7. 99 HOMES
This is the other film this year that looks at the ailing US economy and explains what is going wrong, who is manipulating finances, and who is undeservingly reaping the very, very large rewards of the recession. We see the steps of home evictions and how a predator, chillingly played by Michael Shannon, can get very rich on the misery of others. Unlike THE BIG SHORT this is not the story of one real predator but a narrative films with a predator who is a composite of many real people. MARGIN CALL, THE BIG SHORT, and 99 HOMES together are an education on just what is going wrong with 21st century capitalism. Rating low +3 on the -4 to +4 scale or 8/10.
This is the true story of the Boston Globe's crack investigative reporter team uncovering corruption rife in the Catholic Church. The team starts by examining one case of a Catholic priest's sexual molestation of a young parishioner and finds a story that just keeps growing with many cases of abuse and systematic covering up all over the Catholic Church. The double standard applied to the Church by the legal system will have many people leaving the film indignant and angry. The account has much of the feel and appeal of ALL THE PRESIDENT'S MEN. Tom McCarthy directs a cast led by Michael Keaton, Mark Ruffalo, and Rachel McAdams. Rating low +3 on the -4 to +4 scale or 8/10.
9. 24 DAYS

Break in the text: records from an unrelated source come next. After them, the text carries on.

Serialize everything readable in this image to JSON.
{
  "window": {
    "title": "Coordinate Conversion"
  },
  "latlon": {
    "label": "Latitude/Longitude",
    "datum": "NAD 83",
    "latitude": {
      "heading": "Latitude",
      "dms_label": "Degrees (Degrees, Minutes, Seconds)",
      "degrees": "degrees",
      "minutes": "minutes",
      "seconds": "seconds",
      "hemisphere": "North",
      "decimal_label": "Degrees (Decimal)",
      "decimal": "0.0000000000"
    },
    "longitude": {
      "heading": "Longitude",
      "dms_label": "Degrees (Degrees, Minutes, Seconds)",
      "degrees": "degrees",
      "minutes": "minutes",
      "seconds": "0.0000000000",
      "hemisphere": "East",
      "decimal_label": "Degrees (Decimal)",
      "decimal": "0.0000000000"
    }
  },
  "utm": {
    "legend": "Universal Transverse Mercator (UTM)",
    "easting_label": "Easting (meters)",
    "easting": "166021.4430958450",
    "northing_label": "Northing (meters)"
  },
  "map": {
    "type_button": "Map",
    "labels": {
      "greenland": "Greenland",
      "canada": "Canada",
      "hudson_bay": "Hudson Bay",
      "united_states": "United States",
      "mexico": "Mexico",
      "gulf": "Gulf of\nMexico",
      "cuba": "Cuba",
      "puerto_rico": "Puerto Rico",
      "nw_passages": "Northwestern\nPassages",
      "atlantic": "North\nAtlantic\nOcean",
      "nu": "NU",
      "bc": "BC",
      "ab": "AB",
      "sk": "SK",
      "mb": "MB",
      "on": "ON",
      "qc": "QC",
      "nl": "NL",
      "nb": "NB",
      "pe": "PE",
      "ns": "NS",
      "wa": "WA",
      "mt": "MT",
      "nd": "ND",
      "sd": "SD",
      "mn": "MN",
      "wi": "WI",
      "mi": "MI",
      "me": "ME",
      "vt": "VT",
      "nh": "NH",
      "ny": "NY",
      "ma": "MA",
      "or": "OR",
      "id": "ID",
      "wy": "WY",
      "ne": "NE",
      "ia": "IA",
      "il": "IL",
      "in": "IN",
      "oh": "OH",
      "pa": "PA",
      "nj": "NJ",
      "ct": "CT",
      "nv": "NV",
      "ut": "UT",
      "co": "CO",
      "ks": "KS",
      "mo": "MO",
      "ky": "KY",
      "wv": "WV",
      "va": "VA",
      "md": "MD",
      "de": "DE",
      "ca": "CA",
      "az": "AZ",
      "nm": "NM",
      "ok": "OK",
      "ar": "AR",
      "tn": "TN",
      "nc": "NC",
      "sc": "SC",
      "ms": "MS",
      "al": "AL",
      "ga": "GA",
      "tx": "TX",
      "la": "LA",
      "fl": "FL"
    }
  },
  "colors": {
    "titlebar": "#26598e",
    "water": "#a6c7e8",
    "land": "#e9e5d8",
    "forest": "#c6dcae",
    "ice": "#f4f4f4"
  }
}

This is a docudrama about the kidnapping of Parisian Jew Ilan Halimi, who in January, 2006 was kidnapped, tortured, and murdered largely because he was Jewish. The film follows the Halimi family, the police, and the criminals, all the time sticking fairly accurately to what is known about the case. The Halimi family and the police race to find and save the hostage. The film looks at many connected issues including immigration policies, anti- Semitism, class, and police competency and prejudice. Not all the issues are fully discussed, nor would we expect them to be in a single film, but the viewer is aware of them. 24 DAYS is directed and co-written by Alexandre Arcady, perhaps in the United States best known for the horror thriller HIGH TENSION. Also writing the script were Emilie Freche and Antoine Lacomblez. Rating: low +3 (-4 to +4) or 8/10
10. HE NAMED ME MALALA
Pashtun Pakistani activist Malala Yousafzai was 15 years old in October of 2012 when she stood up for and spoke out for female education. She knew she was endangered by the Taliban who want to ban all girls from being educated. A gunman boarded her school bus, specifically asked for her, and then shot her, twice missing her and once hitting her in the head. Critically injured she fought for her life and rehabilitated herself. She has recovered enough to return to her cause of female education. This is her story. She is the youngest ever winner of the Nobel Prize. Rating: low +3 (-4 to +4) or 8/10
Mark R. Leeper Copyright 2016 Mark R. Leeper